A.T. Robertson writes “Before the third century there is no certain evidence of special church buildings for worship (White, Exp. Grk. T.). See for Mary’s house in Jerusalem, for the house of Aquila and Prisca in Ephesus, for the house of Prisca and Aquila in Rome, for the house of Nympha in Laodicea.”
Warren Wiersbe writes “In the first centuries of the church, local assemblies met in private homes. Even today, many new local churches get their start this way. It was not until the Christian faith emerged from persecution into official government approval that church buildings were constructed. It really matters little where the assembly meets, so long as Jesus Christ is the center of the fellowship. (For other examples of “the church in the home,” see and .).
The fact that an assembly of believers met in Nympha’s home not only indicates that she was quite well off financially but also very hospitable and practiced Christian hospitality, which is commanded of every Christian without exception.

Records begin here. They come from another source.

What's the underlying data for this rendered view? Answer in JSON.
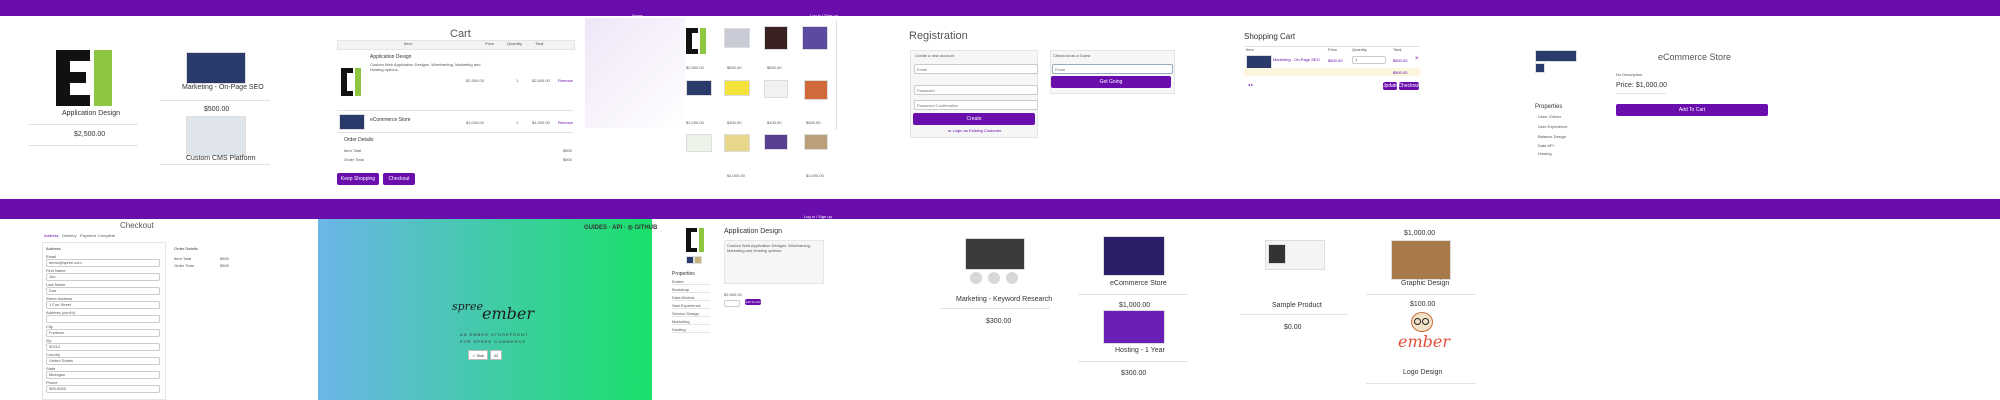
{
  "panel1": {
    "product_title": "Application Design",
    "product_price": "$2,500.00",
    "items": [
      {
        "title": "Marketing - On-Page SEO",
        "price": "$500.00"
      },
      {
        "title": "Custom CMS Platform"
      }
    ]
  },
  "cart": {
    "title": "Cart",
    "headers": [
      "Item",
      "Price",
      "Quantity",
      "Total"
    ],
    "rows": [
      {
        "name": "Application Design",
        "desc": "Custom Web Application Designs. Wireframing, Marketing and Hosting options.",
        "price": "$2,500.00",
        "qty": "1",
        "total": "$2,500.00",
        "remove": "Remove"
      },
      {
        "name": "eCommerce Store",
        "price": "$1,000.00",
        "qty": "1",
        "total": "$1,000.00",
        "remove": "Remove"
      }
    ],
    "order_details_label": "Order Details",
    "item_total_label": "Item Total",
    "item_total": "$500",
    "order_total_label": "Order Total",
    "order_total": "$500",
    "keep_shopping": "Keep Shopping",
    "checkout": "Checkout"
  },
  "grid": {
    "nav_home": "Home",
    "nav_login": "Log in / Sign up",
    "prices": [
      "$2,500.00",
      "$500.00",
      "$500.00",
      "$1,000.00",
      "$300.00",
      "$100.00",
      "$500.00",
      "$1,000.00",
      "$1,000.00"
    ]
  },
  "registration": {
    "title": "Registration",
    "create_label": "Create a new account",
    "email_ph": "Email",
    "password_ph": "Password",
    "confirm_ph": "Password Confirmation",
    "create_button": "Create",
    "login_link": "or Login as Existing Customer",
    "guest_label": "Checkout as a Guest",
    "guest_email_ph": "Email",
    "guest_button": "Get Going"
  },
  "shopping_cart": {
    "title": "Shopping Cart",
    "headers": [
      "Item",
      "Price",
      "Quantity",
      "Total"
    ],
    "row_name": "Marketing - On-Page SEO",
    "row_price": "$500.00",
    "row_qty": "1",
    "row_total": "$500.00",
    "subtotal": "$500.00",
    "update": "Update",
    "checkout": "Checkout"
  },
  "ecommerce": {
    "title": "eCommerce Store",
    "description": "No Description.",
    "price_label": "Price: $1,000.00",
    "add_to_cart": "Add To Cart",
    "properties_title": "Properties",
    "properties": [
      "Uses: Ember",
      "User Experience",
      "Balance Design",
      "Data API",
      "Hosting"
    ]
  },
  "checkout": {
    "title": "Checkout",
    "steps": [
      "Address",
      "Delivery",
      "Payment",
      "Complete"
    ],
    "address_title": "Address",
    "order_details": "Order Details",
    "item_total_label": "Item Total",
    "item_total": "$500",
    "order_total_label": "Order Total",
    "order_total": "$500",
    "fields": [
      "Email",
      "First Name",
      "Last Name",
      "Street Address",
      "Address (cont'd)",
      "City",
      "Zip",
      "Country",
      "State",
      "Phone"
    ],
    "values": [
      "demo@spree.com",
      "Jon",
      "Doe",
      "1 Fun Street",
      "",
      "Funtown",
      "90210",
      "United States",
      "Michigan",
      "555-5555"
    ]
  },
  "ember_splash": {
    "nav": "GUIDES · API · ◎ GITHUB",
    "logo_spree": "spree",
    "logo_ember": "ember",
    "tagline1": "AN EMBER STOREFRONT",
    "tagline2": "FOR SPREE COMMERCE",
    "star_label": "☆ Star",
    "star_count": "42"
  },
  "appdesign": {
    "title": "Application Design",
    "description": "Custom Web Application Designs. Wireframing, Marketing and Hosting options.",
    "properties_title": "Properties",
    "properties": [
      "Ember",
      "Bootstrap",
      "Data Models",
      "Vast Experience",
      "Service Design",
      "Marketing",
      "Hosting"
    ],
    "price": "$2,500.00",
    "button": "Add To Cart",
    "nav_login": "Log in / Sign up"
  },
  "listing": {
    "items": [
      {
        "title": "Marketing - Keyword Research",
        "price": "$300.00"
      },
      {
        "title": "eCommerce Store",
        "price": "$1,000.00"
      },
      {
        "title": "Hosting - 1 Year",
        "price": "$300.00"
      }
    ]
  },
  "sample": {
    "title": "Sample Product",
    "price": "$0.00"
  },
  "right_list": {
    "items": [
      {
        "price_top": "$1,000.00",
        "title": "Graphic Design"
      },
      {
        "price_top": "$100.00",
        "title": "Logo Design"
      }
    ],
    "ember_logo": "ember"
  },
  "colors": {
    "brand": "#6a0dad",
    "lime": "#8dc63f",
    "gradient_start": "#6cb5e8",
    "gradient_end": "#19e06a"
  }
}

In the first century, there was a great need in the church to provide shelter and food to visitors who had been uprooted from their homes because of persecution.
Furthermore, in the ancient world there were few motels or hotels, most of which were very undesirable.

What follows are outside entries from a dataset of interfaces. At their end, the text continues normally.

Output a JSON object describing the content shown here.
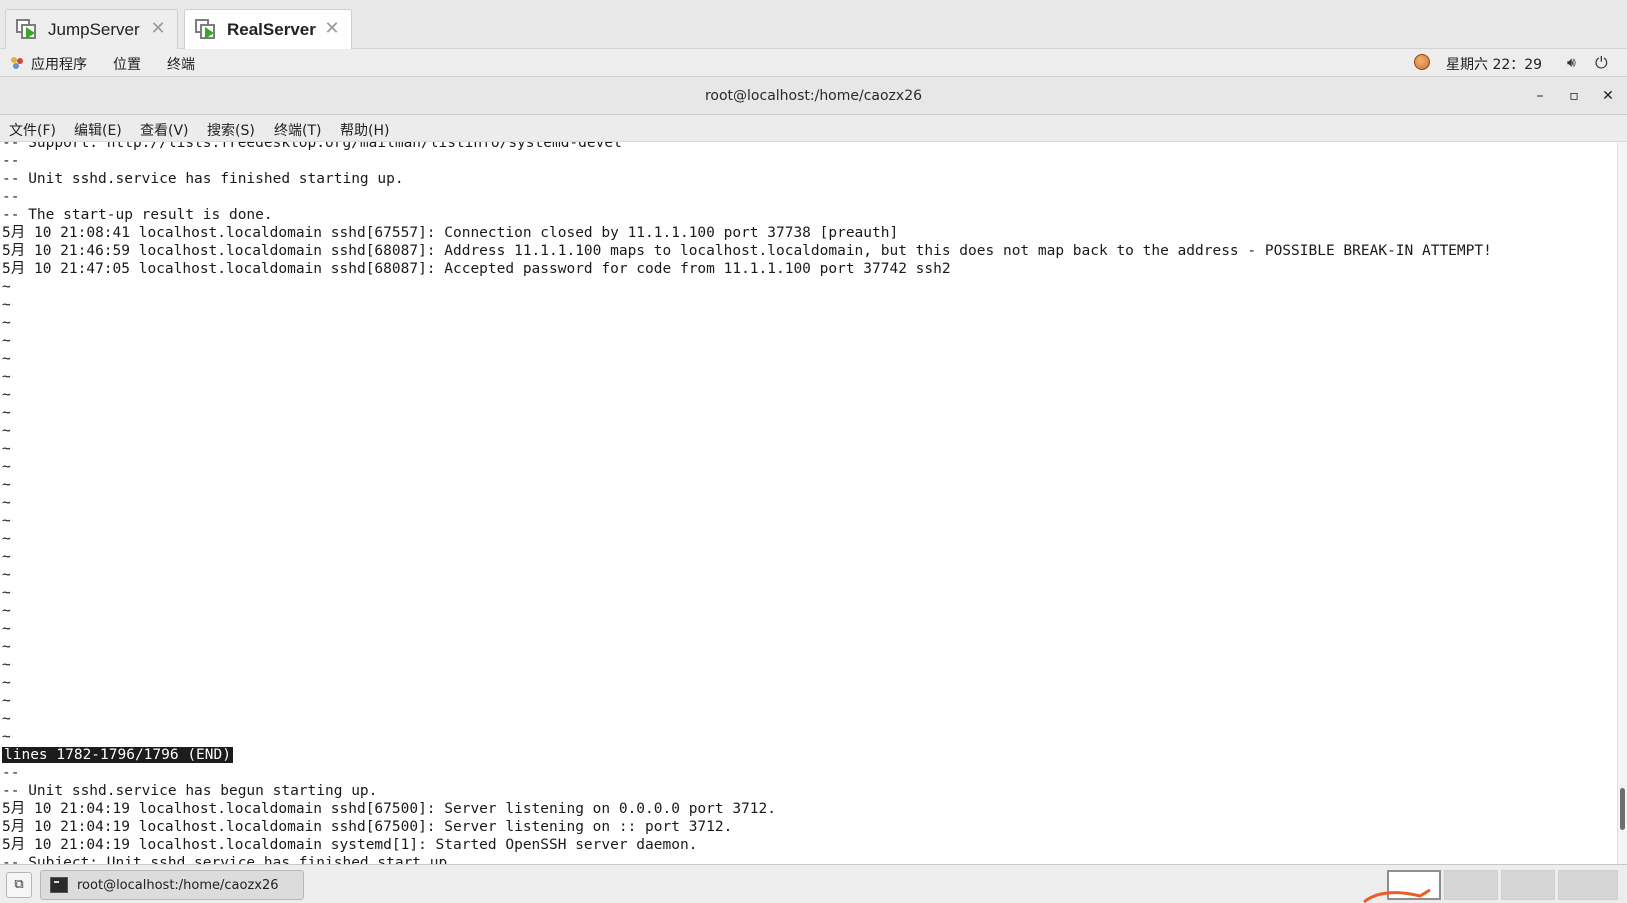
{
  "host_tabs": [
    {
      "label": "JumpServer",
      "active": false
    },
    {
      "label": "RealServer",
      "active": true
    }
  ],
  "panel": {
    "applications": "应用程序",
    "places": "位置",
    "terminal": "终端",
    "clock": "星期六 22：29"
  },
  "window": {
    "title": "root@localhost:/home/caozx26",
    "minimize": "–",
    "maximize": "▫",
    "close": "✕"
  },
  "menu": [
    "文件(F)",
    "编辑(E)",
    "查看(V)",
    "搜索(S)",
    "终端(T)",
    "帮助(H)"
  ],
  "terminal": {
    "top_lines": [
      "-- Support: http://lists.freedesktop.org/mailman/listinfo/systemd-devel",
      "--",
      "-- Unit sshd.service has finished starting up.",
      "--",
      "-- The start-up result is done.",
      "5月 10 21:08:41 localhost.localdomain sshd[67557]: Connection closed by 11.1.1.100 port 37738 [preauth]",
      "5月 10 21:46:59 localhost.localdomain sshd[68087]: Address 11.1.1.100 maps to localhost.localdomain, but this does not map back to the address - POSSIBLE BREAK-IN ATTEMPT!",
      "5月 10 21:47:05 localhost.localdomain sshd[68087]: Accepted password for code from 11.1.1.100 port 37742 ssh2"
    ],
    "tilde": "~",
    "tilde_count": 26,
    "status": "lines 1782-1796/1796 (END)",
    "bottom_lines": [
      "--",
      "-- Unit sshd.service has begun starting up.",
      "5月 10 21:04:19 localhost.localdomain sshd[67500]: Server listening on 0.0.0.0 port 3712.",
      "5月 10 21:04:19 localhost.localdomain sshd[67500]: Server listening on :: port 3712.",
      "5月 10 21:04:19 localhost.localdomain systemd[1]: Started OpenSSH server daemon.",
      "-- Subject: Unit sshd.service has finished start up"
    ]
  },
  "taskbar": {
    "task_label": "root@localhost:/home/caozx26"
  },
  "colors": {
    "tab_play": "#3aa62a",
    "status_bg": "#1c1c1c",
    "mascot": "#f05a28"
  }
}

In the Roman Empire, inns were many times places of ill repute and travelers, whenever possible, stayed with friends, thus, the New Testament emphasizes hospitality to strangers (; ; ; ; ; ).
Since believers are members of the body of Christ according to , and of which body, Christ is the head according to , , , then when believers practice hospitality towards one another, they are in fact doing it to Christ.
“The King will answer and say to them (those Gentile believers who identified with Jewish believers during the Tribulation period), ‘Truly I say to you, to the extent that you did it to one of these brothers of Mine, even the least of them, you did it to Me.’” (NASB95)
In the Old Testament, Abraham and his nephew Lot were examples of those who earnestly sought to demonstrate hospitality to strangers (; ).
The first century apostolic church practiced providing for the needs of its own (; ; ; ; ; ; ; ).
There was great poverty in the first century apostolic church due to persecutions.
Therefore, it was critical for believers who were prospering or did have the essentials for maintaining a proper human existence to share their prosperity and abundance with those in the royal family of God who were destitute or poverty stricken.
When the believer provides for the needs of those who are poverty stricken in the body of Christ whether they are in his or her own periphery or in different parts of the world, it produces thanksgiving to God ().
When the believer provides for the needs of those who are poverty stricken in the body of Christ whether they are in his or her own periphery or in different parts of the world, it is an expression of God’s love in their life (; ).
Paul in thanks the Philippians for providing for his needs while under house arrest in Rome awaiting his appeal before Caesar.
In this passage, Paul teaches that because the Philippians provided for him in his need, God will also do the same for them.
In fact, the Philippians who resided in the Roman province of Macedonia gave out of the poverty to other believers in need ().
 Lightfoot, op. cit., 241.
 Johnson, S. L., Jr. (1964). Paul’s Final Words to the Colossians. Bibliotheca Sacra, 121, 319.
 Robertson, A. (1933). Word Pictures in the New Testament (). Nashville, TN: Broadman Press.
 Wiersbe, W. W. (1996). The Bible exposition commentary (Vol. 2, p. 153). Wheaton, IL: Victor Books.